4. Always a favoured topic of conversation – FOOD. We are bombarded with adverts and information about the importance of healthy foods all of the time. I certainly find it harder at this time of year, I don’t just mean Christmas but winter in general, to eat what you would conventionally regard as “healthy” foods. Yeah, me along with the rest of the world, right! As a student on a low budget (and sporting a permanent hangover) you might think it isn’t important to eat healthily just because you have exams coming up but I think it is, so for me it’s always worth a mention. Now, I’m no nutritionist but ‘brain food’ has to be better for your concentration, surely?! I don’t buy into a lot of the concepts advertised by the food industry but keeping your diet simple and high in fruit and veg has to be a given? Like I said, I’m far from a food expert but I know my concentration is aided by an abundance of veg! And water! Never forget the trusty bottle of water! I’m not going to lie, I haven’t been staring at my books, eating broccoli and drinking bucket loads of water for a straight-up week before exam time but you get where I’m going with it. Just a bit of food for thought, pardon the awful pun there!
5. Don’t worry. Finally, try not to worry too much. Some people barely give this stuff a second thought and just waltz through the exam hall doors, do their thing and leave again without a care in the world. I, unfortunately, am not one of those people. I have to work a little harder and make an effort to concentrate a little better before I can even begin to convince myself I shouldn’t be worried about pending examinations. Luckily, our university is frequently talking to us about taking care of ourselves, dropping in to speak to our tutors/staff etc. if we have any concerns. We’re constantly reminded of the support available to us so, given that this is drilled into our minds constantly, I decided to take the student support staff up on their advice. I sent a request to my tutor to ask if I could sit on my own in a separate room away from the intimidating ‘exam hall’ environment. I’ve never requested anything like this from previous study institutions before but this time I felt I needed to alleviate my anxiousness and save myself unnecessary stresses. Previously, I would just ‘get on with it’ and suck-up the panic. I’d force myself through the doors and spend x amount of time feeling completely sick, frantically scribbling away until the exam was over. I think we just get less tolerant as we get older, I don’t know but I just thought, no, I’m really not prepared to put myself through that ridiculousness again so I asked for some help. Simply asking for help made the whole process a lot less painful.

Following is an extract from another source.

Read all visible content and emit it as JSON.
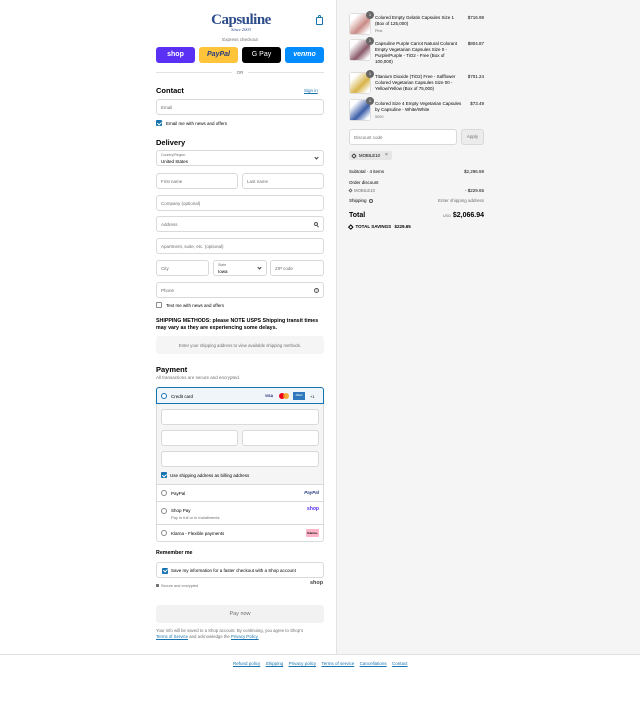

So, here I am now. Post exam, no trauma and I’m ready for a break!! Final tutor meetings went well. I finished term one with a 1st for seminar performance and 2:1 for essays. Exam results will be given in the new year but quite frankly, I am temporarily past caring! It’s time to eat, drink and be MERRY!
MERRY CHRISTMAS and a very HAPPY NEW YEAR to all. I hope you all have safe journeys home. I am relying on Southern Rail to get back but hey, that’s a rant for another day.